A group of students was standing in front of the Mark Rothko painting taking notes as the museum guide talked about the artist’s life and his inspirations. I would have walked past the crowd had the curator not suddenly dropped one phrase, “As we all know, minimalism in art was invented in the West.” I was admiring Rothko’s use of vermilion red, an intense hue that made me think of Indian kumkum (the crimson powder Hindu women use to draw a mark on their foreheads) and Russian lacquers, when the West claimed Minimalism.

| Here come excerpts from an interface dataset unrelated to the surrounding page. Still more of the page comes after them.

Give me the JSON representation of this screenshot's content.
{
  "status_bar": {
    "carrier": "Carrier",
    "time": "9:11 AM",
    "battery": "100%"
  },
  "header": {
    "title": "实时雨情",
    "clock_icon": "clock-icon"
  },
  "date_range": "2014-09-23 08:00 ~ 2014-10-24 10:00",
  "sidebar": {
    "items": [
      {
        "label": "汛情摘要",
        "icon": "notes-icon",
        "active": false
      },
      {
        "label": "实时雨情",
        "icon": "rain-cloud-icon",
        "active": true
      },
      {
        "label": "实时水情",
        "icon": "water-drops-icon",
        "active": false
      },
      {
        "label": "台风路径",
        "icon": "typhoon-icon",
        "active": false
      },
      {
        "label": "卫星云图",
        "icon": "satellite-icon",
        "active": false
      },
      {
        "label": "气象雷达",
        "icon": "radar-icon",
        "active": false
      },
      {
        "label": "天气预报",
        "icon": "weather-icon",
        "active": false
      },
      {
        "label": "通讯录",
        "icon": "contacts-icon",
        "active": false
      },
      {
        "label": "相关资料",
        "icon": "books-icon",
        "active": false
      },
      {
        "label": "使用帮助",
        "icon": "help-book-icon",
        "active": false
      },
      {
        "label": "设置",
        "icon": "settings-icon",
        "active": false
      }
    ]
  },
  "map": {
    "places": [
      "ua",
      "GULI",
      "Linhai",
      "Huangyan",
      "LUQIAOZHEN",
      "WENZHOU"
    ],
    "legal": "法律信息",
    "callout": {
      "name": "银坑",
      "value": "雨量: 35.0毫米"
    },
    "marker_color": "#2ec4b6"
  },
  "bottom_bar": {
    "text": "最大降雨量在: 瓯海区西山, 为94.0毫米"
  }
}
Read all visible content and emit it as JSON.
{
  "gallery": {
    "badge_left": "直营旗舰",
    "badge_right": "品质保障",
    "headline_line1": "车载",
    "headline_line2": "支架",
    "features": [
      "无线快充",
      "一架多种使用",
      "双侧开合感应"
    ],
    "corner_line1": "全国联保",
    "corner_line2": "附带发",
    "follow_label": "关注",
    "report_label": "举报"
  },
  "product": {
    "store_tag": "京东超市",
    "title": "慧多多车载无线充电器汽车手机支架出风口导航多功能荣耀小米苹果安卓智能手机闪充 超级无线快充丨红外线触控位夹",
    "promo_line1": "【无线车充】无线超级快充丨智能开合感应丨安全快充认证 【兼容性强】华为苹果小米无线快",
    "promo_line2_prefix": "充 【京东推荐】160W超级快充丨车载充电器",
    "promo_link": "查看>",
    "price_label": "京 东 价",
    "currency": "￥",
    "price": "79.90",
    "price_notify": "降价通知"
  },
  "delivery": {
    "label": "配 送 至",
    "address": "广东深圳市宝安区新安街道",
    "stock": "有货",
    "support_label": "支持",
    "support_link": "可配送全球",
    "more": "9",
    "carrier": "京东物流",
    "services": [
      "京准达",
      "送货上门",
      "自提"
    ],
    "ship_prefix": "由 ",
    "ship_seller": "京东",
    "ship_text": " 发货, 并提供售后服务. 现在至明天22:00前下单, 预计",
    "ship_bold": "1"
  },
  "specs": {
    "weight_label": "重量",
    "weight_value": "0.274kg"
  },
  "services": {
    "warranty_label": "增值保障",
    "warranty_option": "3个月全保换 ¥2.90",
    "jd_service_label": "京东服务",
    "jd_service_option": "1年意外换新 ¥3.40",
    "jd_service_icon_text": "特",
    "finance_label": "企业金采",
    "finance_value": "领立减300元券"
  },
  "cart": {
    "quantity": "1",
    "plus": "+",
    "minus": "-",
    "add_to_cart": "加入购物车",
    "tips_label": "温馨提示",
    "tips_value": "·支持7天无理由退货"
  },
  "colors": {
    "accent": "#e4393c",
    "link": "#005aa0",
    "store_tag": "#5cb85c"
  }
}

Leaving aside the absurdity of referring to Rothko as a “minimalist”–a label he would have rejected outright, it’s senseless to separate artistic achievements by arbitrary parameters. To see why, one should leave the halls devoted to 20th century art and walk through, say, the expositions usually housed in the Eastern wings. If the museum in question is the Met in New York, then the Department of Islamic Art is where I would take you.